Isaiah was just four months old when he had his first seizure and soon after it was confirmed he was suffering with infantile spasms, a type of seizure disorder. But this was only the beginning for Isaiah and his mum, Naomi…

Isaiah was three by the time he received a firm diagnosis for his extremely rare and complex condition. Diagnosed with CACNA1E, he is one of only thirty known children world-wide to have this condition.

It means that alongside frequent and more extreme seizures, he has severe neuro-developmental disorder, as well as dystonia, an uncontrollable movement disorder which causes his muscles to contract, resulting in painful, repetitive movements, and awkward fixed postures. He can’t swallow safely and is fed through a PEG (gastrostomy tube). Isaiah also has a severe visual impairment, issues with reflux and has problematic sleep. 

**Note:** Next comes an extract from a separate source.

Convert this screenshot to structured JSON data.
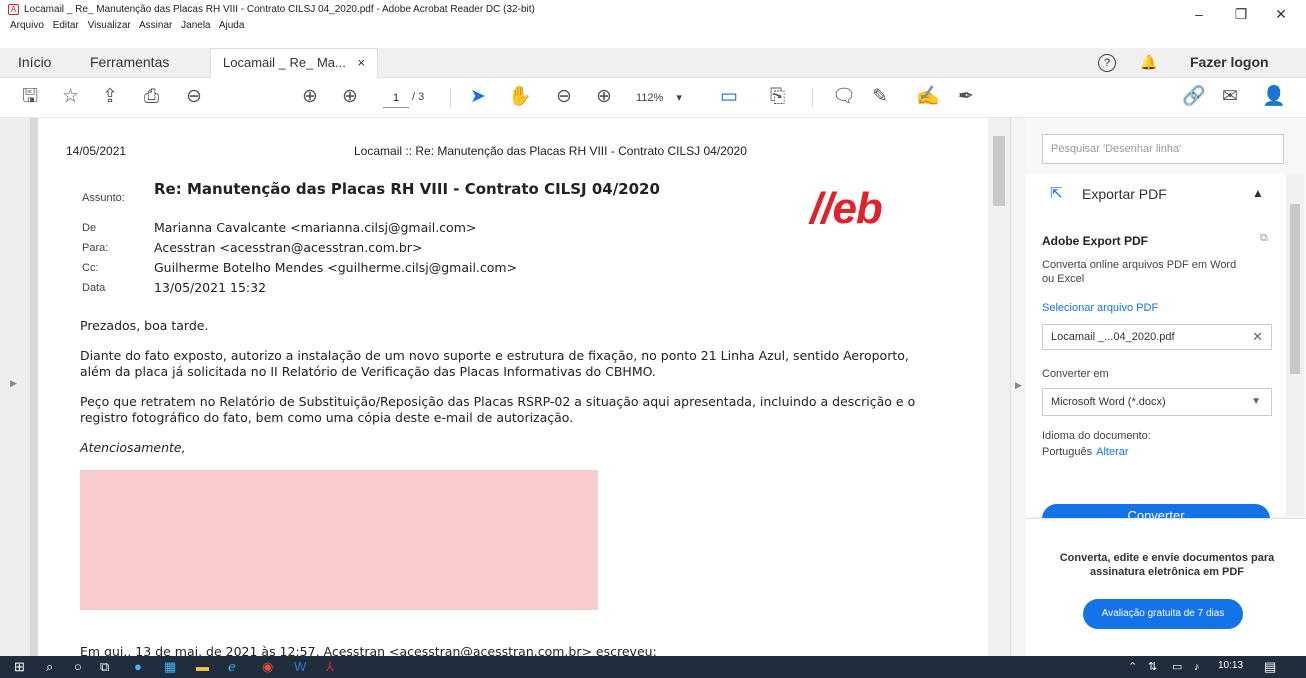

Naomi explains “Isaiah’s condition means a very different and challenging life; I’m a carer forever and my life is centred on Isaiah and his needs. Life is a never-ending pattern of hospital appointments and referrals, as well as constant battles to get Isaiah the equipment that he needs. There’s not much time for fun, and for him to just be a child.”

Isaiah is now five years old and he’s doing really well, he’s a real ray of sunshine. He’s developed so much socially and continues to amaze Naomi by his strength. He has a good understanding of what’s happening around him, he’s engaged and often laughs cheekily. Isaiah attends school full time which has been really positive for him.

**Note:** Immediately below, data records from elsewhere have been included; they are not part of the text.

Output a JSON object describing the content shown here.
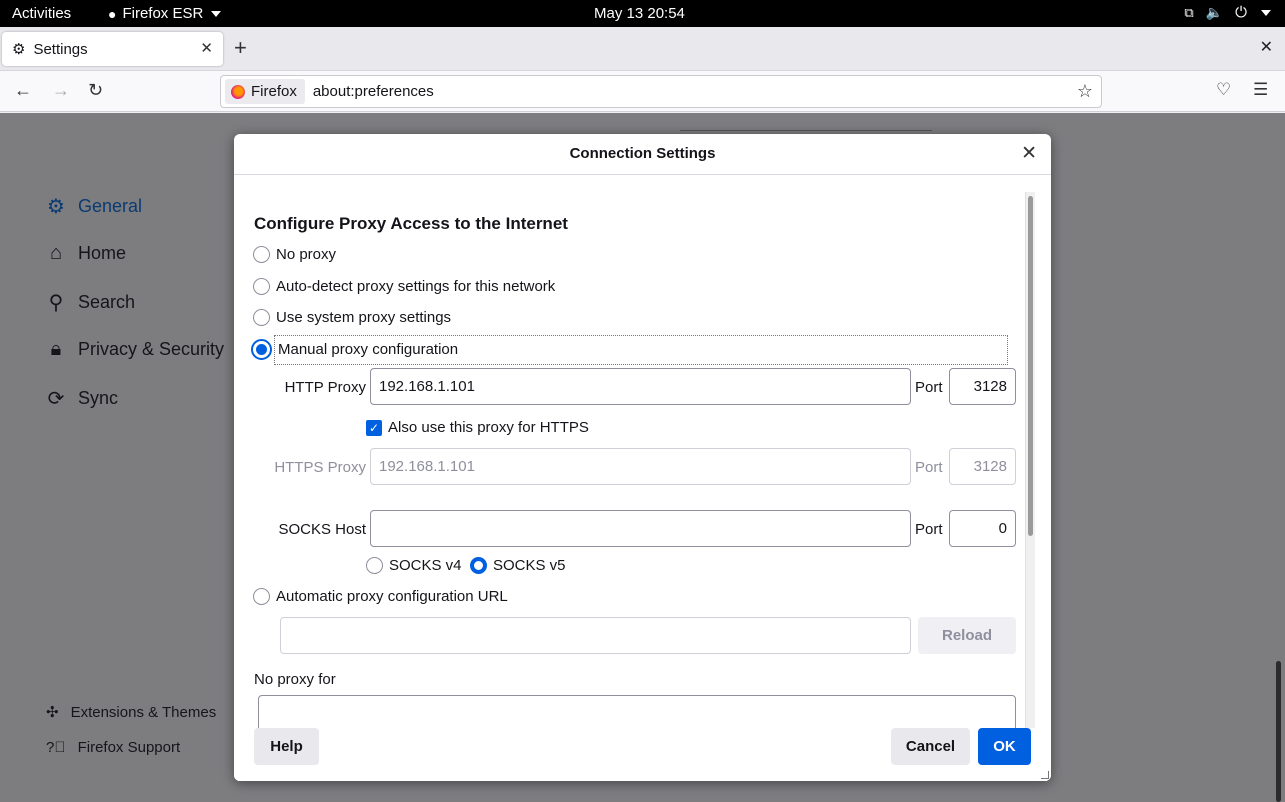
{
  "topbar": {
    "activities": "Activities",
    "app_name": "Firefox ESR",
    "clock": "May 13  20:54"
  },
  "tabs": [
    {
      "label": "Settings"
    }
  ],
  "urlbar": {
    "identity": "Firefox",
    "url": "about:preferences"
  },
  "sidebar": {
    "items": [
      {
        "label": "General"
      },
      {
        "label": "Home"
      },
      {
        "label": "Search"
      },
      {
        "label": "Privacy & Security"
      },
      {
        "label": "Sync"
      }
    ],
    "footer_links": [
      {
        "label": "Extensions & Themes"
      },
      {
        "label": "Firefox Support"
      }
    ]
  },
  "dialog": {
    "title": "Connection Settings",
    "heading": "Configure Proxy Access to the Internet",
    "options": {
      "no_proxy": "No proxy",
      "auto_detect": "Auto-detect proxy settings for this network",
      "system": "Use system proxy settings",
      "manual": "Manual proxy configuration",
      "auto_url": "Automatic proxy configuration URL"
    },
    "selected_option": "manual",
    "http_proxy": {
      "label": "HTTP Proxy",
      "value": "192.168.1.101",
      "port_label": "Port",
      "port": "3128"
    },
    "also_https": {
      "label": "Also use this proxy for HTTPS",
      "checked": true
    },
    "https_proxy": {
      "label": "HTTPS Proxy",
      "value": "192.168.1.101",
      "port_label": "Port",
      "port": "3128"
    },
    "socks": {
      "label": "SOCKS Host",
      "value": "",
      "port_label": "Port",
      "port": "0",
      "v4": "SOCKS v4",
      "v5": "SOCKS v5",
      "selected": "v5"
    },
    "auto_url_value": "",
    "reload": "Reload",
    "no_proxy_for": "No proxy for",
    "buttons": {
      "help": "Help",
      "cancel": "Cancel",
      "ok": "OK"
    }
  },
  "colors": {
    "accent": "#0060df",
    "overlay": "#7d7d80"
  }
}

His life is ever-changing as there are new diagnosis, equipment needs, medication changes and sleeping patterns, but he has been seizure free for just over two years now, which is amazing.

Naomi added, “Life is still full on. As a lone carer 24/7 you reach burn out at times and it’s an overwhelming tiredness that you can’t recover from because it’s non-stop, full of highs and lows, frequent hospital admissions, appointments and immense love.”

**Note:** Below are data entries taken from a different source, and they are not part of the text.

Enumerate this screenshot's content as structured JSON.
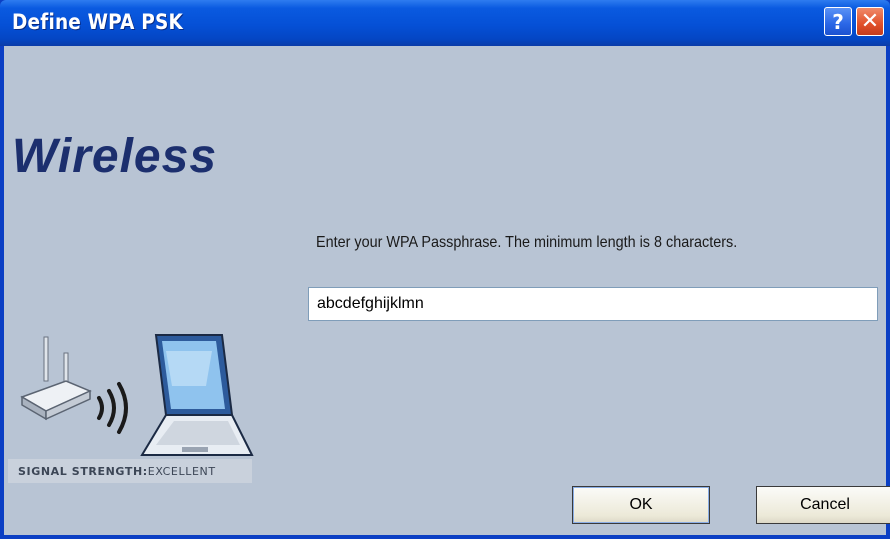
{
  "window": {
    "title": "Define WPA PSK",
    "help_glyph": "?",
    "close_glyph": "✕"
  },
  "brand": {
    "text": "Wireless"
  },
  "form": {
    "prompt": "Enter your WPA Passphrase.  The minimum length is 8 characters.",
    "passphrase_value": "abcdefghijklmn"
  },
  "signal": {
    "label": "SIGNAL STRENGTH:",
    "value": "EXCELLENT"
  },
  "buttons": {
    "ok_label": "OK",
    "cancel_label": "Cancel"
  },
  "icons": {
    "router": "router-icon",
    "waves": "signal-waves-icon",
    "laptop": "laptop-icon"
  },
  "colors": {
    "titlebar": "#0550d6",
    "client_background": "#b8c4d4",
    "brand_text": "#1c2f6e"
  }
}
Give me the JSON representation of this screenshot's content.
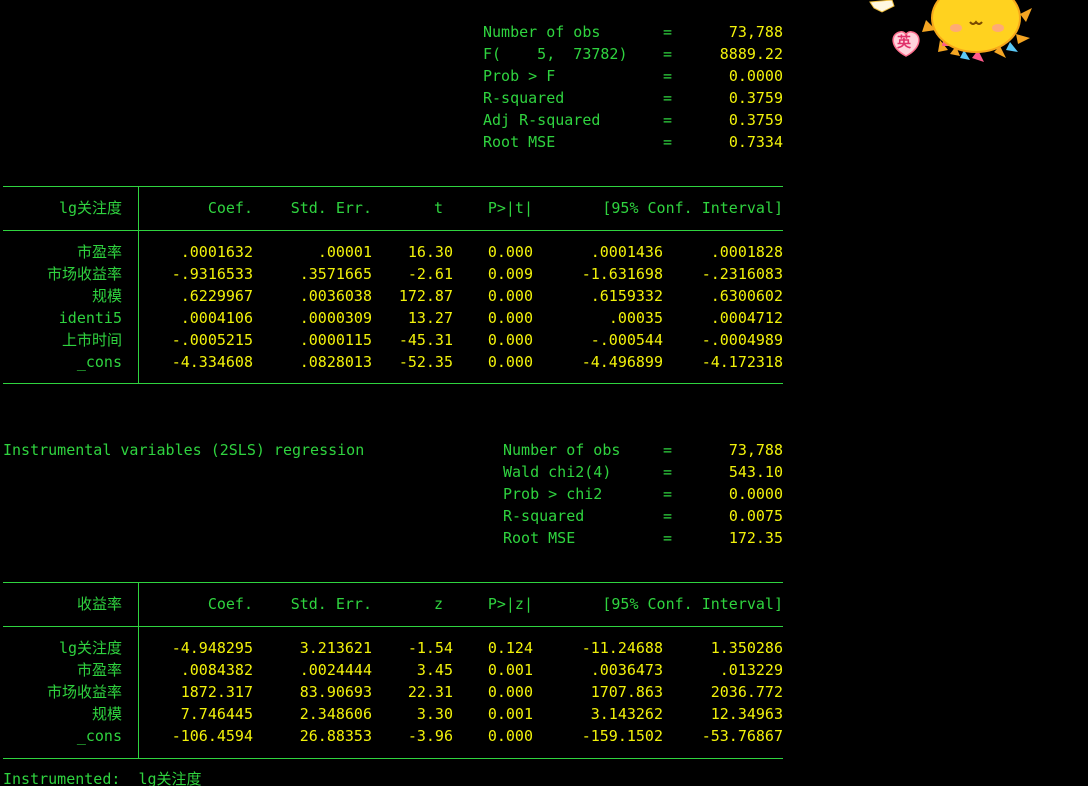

Isaiah and Naomi have been coming to the hospice for several years, and whether he’s enjoying the sound of the twinkling piano in the music room, or mesmerised by the bright and colourful lights of the sensory area, it gives him time to have fun, to smile, and to be a child.

Naomi continues, “Coming to the hospice for the first time was daunting; I always thought it was just for children with cancer and didn’t know what to expect; but my eyes were soon opened to the care that was available to us.

“It’s a lifeline having access to these services and Dougie Mac has a funny way of calling offering a break just when it’s needed! Time to recharge, switch off, meet friends, whilst Isaiah gets to enjoy the various activities and facilities on offer and bask in all the attention. Sometimes his friends are also having respite at the same time.”

Summing up the hospice up in three words, Naomi said, “Magical, Inspirational and Caring!

It’s a bright happy place with lots of love and care. It’s like a big family, and a welcoming home.”

And to everyone who donates or fundraises for Dougie Mac, Naomi says, “Unless you are in this position, you probably wouldn’t know just how much help it is to families like ours and how we grateful we are. We’d be lost without them…”